      SELECT SYS_CONTEXT('USERENV', 'SESSION_USER') FROM DUAL;

      Output similar to the following appears, depending on if it is an exclusive mapping or a shared mapping:

      SYS_CONTEXT('USERENV','SESSION_USER')
      ----------------------------------------------------------------------
      PETER_FITCH

      Or

      SYS_CONTEXT('USERENV','SESSION_USER')
      ----------------------------------------------------------------------
      WIDGET_SALES
    • Verify the authentication method.
      SELECT SYS_CONTEXT('USERENV', 'AUTHENTICATION_METHOD') FROM DUAL;

      Output similar to the following appears:

      SYS_CONTEXT('USERENV','AUTHENTICATION_METHOD')
      ----------------------------------------------------------------------
      PASSWORD_GLOBAL
      
    • Verify the authenticated identity for the enterprise user. The Active Directory authenticated user identity is captured and audited when this user logs on to the database.
      SELECT SYS_CONTEXT('USERENV', 'AUTHENTICATED_IDENTITY') FROM DUAL;

      Output similar to the following appears:

      SYS_CONTEXT('USERENV','AUTHENTICATED_IDENTITY')
      ----------------------------------------------------------------------
      production\pfitch
      
    • Verify the centrally managed user's enterprise identity.
      SELECT SYS_CONTEXT('USERENV', 'ENTERPRISE_IDENTITY') FROM DUAL;

      Output similar to the following appears:

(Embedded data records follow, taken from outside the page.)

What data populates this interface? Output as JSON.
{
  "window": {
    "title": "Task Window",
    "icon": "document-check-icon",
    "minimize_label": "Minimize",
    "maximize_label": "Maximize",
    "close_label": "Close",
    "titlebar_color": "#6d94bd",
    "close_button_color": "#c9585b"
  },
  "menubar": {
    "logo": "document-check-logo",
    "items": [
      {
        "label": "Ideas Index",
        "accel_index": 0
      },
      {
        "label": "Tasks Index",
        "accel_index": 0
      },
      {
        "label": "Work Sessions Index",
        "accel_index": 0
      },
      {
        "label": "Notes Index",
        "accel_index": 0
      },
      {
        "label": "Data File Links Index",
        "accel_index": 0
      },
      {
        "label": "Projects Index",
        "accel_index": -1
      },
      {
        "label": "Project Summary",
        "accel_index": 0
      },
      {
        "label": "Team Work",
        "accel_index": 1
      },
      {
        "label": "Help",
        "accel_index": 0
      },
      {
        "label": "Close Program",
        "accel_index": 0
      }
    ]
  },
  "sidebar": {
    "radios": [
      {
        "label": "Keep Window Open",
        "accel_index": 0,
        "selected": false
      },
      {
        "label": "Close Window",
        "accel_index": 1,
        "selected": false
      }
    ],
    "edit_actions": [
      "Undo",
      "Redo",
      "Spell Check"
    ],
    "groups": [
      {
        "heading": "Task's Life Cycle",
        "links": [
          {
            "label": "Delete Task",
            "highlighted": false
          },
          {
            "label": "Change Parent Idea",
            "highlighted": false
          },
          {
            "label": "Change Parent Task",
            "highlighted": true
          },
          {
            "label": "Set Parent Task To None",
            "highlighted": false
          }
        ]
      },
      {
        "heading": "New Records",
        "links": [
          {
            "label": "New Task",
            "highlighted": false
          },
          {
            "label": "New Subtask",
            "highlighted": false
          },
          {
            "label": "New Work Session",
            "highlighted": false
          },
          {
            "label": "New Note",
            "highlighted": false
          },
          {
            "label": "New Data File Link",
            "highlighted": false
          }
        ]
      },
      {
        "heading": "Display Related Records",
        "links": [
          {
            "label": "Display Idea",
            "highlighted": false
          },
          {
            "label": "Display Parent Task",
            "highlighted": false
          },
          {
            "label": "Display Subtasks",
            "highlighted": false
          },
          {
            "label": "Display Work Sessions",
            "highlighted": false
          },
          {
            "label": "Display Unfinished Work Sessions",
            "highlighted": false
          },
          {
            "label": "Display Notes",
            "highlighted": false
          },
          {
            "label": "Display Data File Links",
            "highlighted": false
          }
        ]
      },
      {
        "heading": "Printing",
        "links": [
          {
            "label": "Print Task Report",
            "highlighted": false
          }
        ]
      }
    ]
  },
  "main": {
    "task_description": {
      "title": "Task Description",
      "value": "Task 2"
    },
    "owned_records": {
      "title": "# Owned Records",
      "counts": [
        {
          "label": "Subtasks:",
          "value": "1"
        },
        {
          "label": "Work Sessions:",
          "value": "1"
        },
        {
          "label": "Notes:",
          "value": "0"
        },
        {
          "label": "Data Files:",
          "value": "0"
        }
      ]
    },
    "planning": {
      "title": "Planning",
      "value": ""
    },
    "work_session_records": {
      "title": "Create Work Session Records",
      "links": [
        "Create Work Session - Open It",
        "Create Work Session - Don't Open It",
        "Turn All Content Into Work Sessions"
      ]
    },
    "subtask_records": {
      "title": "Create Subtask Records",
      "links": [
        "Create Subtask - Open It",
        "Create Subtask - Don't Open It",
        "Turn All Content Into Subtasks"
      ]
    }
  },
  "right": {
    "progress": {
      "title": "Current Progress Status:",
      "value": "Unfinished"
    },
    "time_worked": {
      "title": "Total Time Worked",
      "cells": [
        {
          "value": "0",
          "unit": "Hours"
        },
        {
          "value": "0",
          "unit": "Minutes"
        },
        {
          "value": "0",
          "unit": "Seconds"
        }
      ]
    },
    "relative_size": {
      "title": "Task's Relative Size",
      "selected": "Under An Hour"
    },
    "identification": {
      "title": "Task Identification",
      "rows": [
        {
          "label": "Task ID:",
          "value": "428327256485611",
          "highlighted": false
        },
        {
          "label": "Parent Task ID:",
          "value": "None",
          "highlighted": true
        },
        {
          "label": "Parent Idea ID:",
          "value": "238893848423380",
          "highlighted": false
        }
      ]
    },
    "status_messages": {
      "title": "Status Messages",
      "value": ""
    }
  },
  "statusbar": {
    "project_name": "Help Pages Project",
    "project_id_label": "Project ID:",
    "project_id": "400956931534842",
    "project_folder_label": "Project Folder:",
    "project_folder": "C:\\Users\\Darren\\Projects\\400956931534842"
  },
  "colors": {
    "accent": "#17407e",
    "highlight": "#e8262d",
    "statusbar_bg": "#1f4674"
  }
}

      SYS_CONTEXT('USERENV','ENTERPRISE_IDENTITY')
      ----------------------------------------------------------------------
      cn=Peter Fitch,ou=sales,dc=production,dc=examplecorp,dc=com
    • Verify the identification type.
      SELECT SYS_CONTEXT('USERENV', 'IDENTIFICATION_TYPE') FROM DUAL

      Output similar to the following appears, depending on if it is an exclusive mapping or a shared mapping:

      SYS_CONTEXT('USERENV','IDENTIFICATION_TYPE')
      ----------------------------------------------------------------------
      GLOBAL EXCLUSIVE

      Or

      SYS_CONTEXT('USERENV','IDENTIFICATION_TYPE')
      ----------------------------------------------------------------------
      GLOBAL SHARED
    • Verify the LDAP server type.
      SELECT SYS_CONTEXT('USERENV', 'LDAP_SERVER_TYPE') FROM DUAL;

      Output similar to the following appears. In this case, the LDAP server type is Active Directory.

      SYS_CONTEXT('USERENV','LDAP_SERVER_TYPE')
      ----------------------------------------------------------------------
      AD

Integration of Oracle Database with Microsoft Active Directory Account Policies

As part of the Oracle Database-Microsoft Active Directory integration, Oracle Database enforces the Active Directory account policies when Active Directory users log into the Oracle database.

Active Directory account policy settings cover the password policy, account lockout policy, and Kerberos policy. Oracle Database enforces all of the account policies for centrally managed users from Active Directory. For example, Oracle prevents Active Directory users with account status, such as password expired, password must change, account locked out, or account disabled from logging in to the database. If you are using Kerberos authentication, then Oracle prevents Active Directory users with expired Kerberos tickets from logging in the database. If you are using password authentication, then an Active Directory user account will be locked out for a specified period of time on Active Directory after the user makes a specified number of failed attempts consecutively when trying to log in to the Oracle database using incorrect passwords. With enforcing the account lockout policy, Oracle effectively prevents password guessing attacks against Active Directory user accounts.